by Marjorie Brody
My health insurance agent recently recommended that I change my healthcare policy. I asked him, “If you were me, would you switch to this new policy?” He replied, “I already switched to the same policy myself.”
I gave him the go-ahead to make the change. Why? Because I trust him. In the past, he’s always been fair and honest, and looked for ways to help me.
My insurance agent is a prime example of how influence is a product of personal connection. If you read our last blog post, “3 Steps to Become a Master Influencer,” you’ll remember that people are influenced by those they know and trust.
This type of connection requires that you truly care about others, and they know it. Here are 5 connection-building strategies to help you influence without authority:
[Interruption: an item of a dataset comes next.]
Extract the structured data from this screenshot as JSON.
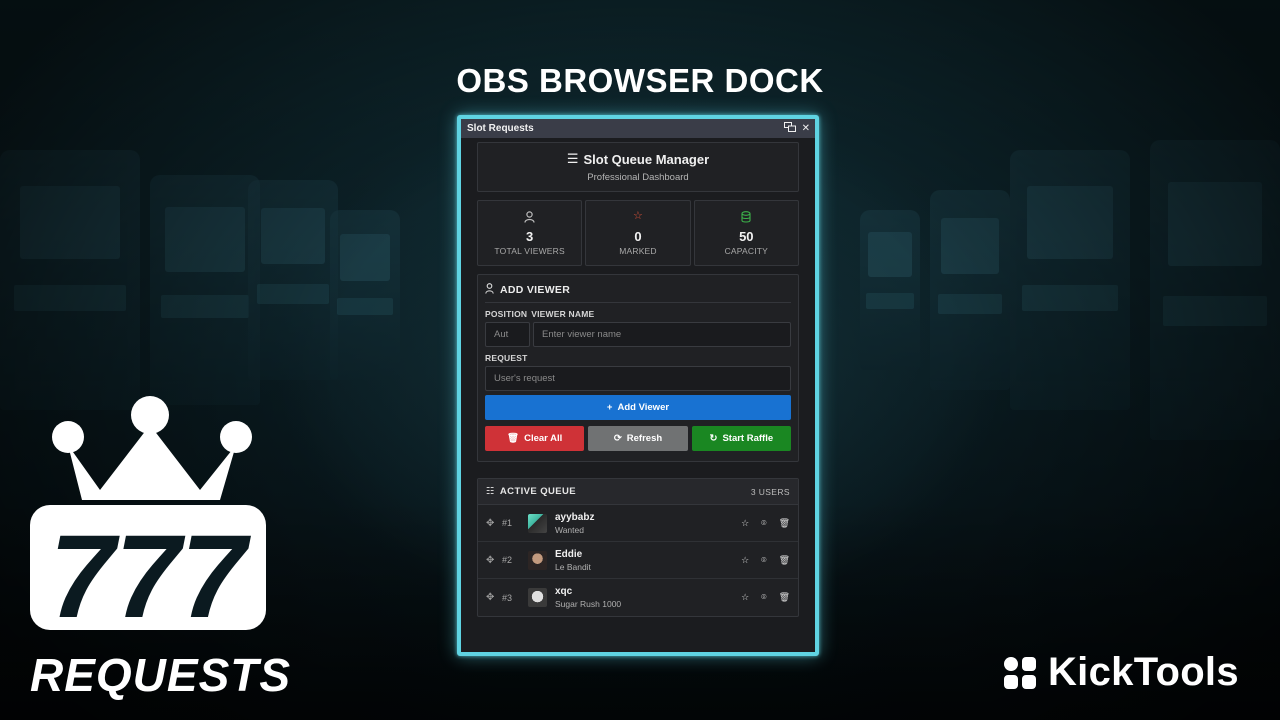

- Balance warmth and competence. While warmth is critical for connection, too much can come off as disingenuous, and can even be misconstrued as incompetence. At the same time, if you lead with the right information, but show no empathy, people won’t like you. Strike a balance that makes you likeable, while still demonstrating expertise.
- Use your head and heart. People use logic to justify decisions, but emotion plays an equally powerful role. Organize your points in a way that makes sense, but don’t just rely on the logic of an argument. Connect more deeply with people by coming up with relevant examples, stories, and anecdotes that will hit them in the gut — and ultimately move them.
- Find commonalities. Don’t write people off just because they seem different from you. Think outside the box to find something you share in common. Small talk can uncover hidden commonalities — similar pets, volunteer work, a shared favorite restaurant — that become strong foundations for personal connection.
- Help others without expectations. Giving without the expectation of getting something in return is one of the most powerful ways to build connection. If you consistently do things to help people — with no expectation of reciprocity — you’ll build a reputation of goodwill, making it much more likely for people to listen to your advice and follow your lead.
- Understand perspectives. When people feel heard and understood, their walls come down. Take the time to understand where people are coming from. Listen closely to others and demonstrate empathy for the stories they tell. People are more easily influenced when they believe they were heard first.
Remember, influence isn’t a persuasive moment; it’s a persuasive process.
Regardless of your role, building personal connections is key to influencing those around you. BRODY Pro’s interactive “Influence without Authority” workshop develops the skills needed to increase collaboration and team performance. You can download a full outline of the workshop here.
This article was originally posted at brodypro.com.
Marjorie Brody, CSP, CPAE is a faculty member of LEADERSHIP USA.